● **The data**:
::::::::::

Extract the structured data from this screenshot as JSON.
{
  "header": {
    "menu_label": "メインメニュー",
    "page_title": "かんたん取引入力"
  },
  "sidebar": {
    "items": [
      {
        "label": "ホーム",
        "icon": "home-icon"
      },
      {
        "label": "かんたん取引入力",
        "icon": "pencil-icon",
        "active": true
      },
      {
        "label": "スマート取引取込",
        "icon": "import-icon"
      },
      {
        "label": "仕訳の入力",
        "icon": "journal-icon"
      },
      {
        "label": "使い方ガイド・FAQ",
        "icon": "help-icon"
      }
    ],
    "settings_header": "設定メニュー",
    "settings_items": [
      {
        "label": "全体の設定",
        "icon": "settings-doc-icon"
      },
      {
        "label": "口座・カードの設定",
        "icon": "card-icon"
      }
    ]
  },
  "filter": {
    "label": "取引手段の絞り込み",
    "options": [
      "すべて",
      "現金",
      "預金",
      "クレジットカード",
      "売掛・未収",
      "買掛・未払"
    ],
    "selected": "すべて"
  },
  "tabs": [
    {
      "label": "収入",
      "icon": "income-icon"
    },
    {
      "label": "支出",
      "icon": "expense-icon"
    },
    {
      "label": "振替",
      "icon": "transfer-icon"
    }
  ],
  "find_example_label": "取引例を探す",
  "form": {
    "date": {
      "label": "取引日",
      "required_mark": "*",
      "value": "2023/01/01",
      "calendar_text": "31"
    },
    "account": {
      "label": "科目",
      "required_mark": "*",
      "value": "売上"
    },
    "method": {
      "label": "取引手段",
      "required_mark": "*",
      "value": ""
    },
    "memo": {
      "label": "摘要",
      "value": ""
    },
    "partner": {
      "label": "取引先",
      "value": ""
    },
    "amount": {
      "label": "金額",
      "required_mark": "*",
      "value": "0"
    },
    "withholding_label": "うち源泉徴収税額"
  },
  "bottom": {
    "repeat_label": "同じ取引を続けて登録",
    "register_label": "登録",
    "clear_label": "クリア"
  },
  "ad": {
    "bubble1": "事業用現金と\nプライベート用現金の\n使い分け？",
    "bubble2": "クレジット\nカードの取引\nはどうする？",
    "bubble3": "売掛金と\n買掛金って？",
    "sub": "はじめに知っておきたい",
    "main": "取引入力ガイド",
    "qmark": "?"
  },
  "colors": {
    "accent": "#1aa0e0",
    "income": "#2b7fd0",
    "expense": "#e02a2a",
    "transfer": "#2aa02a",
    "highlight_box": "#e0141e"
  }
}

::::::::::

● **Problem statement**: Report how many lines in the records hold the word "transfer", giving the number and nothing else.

● **Written reply**: 2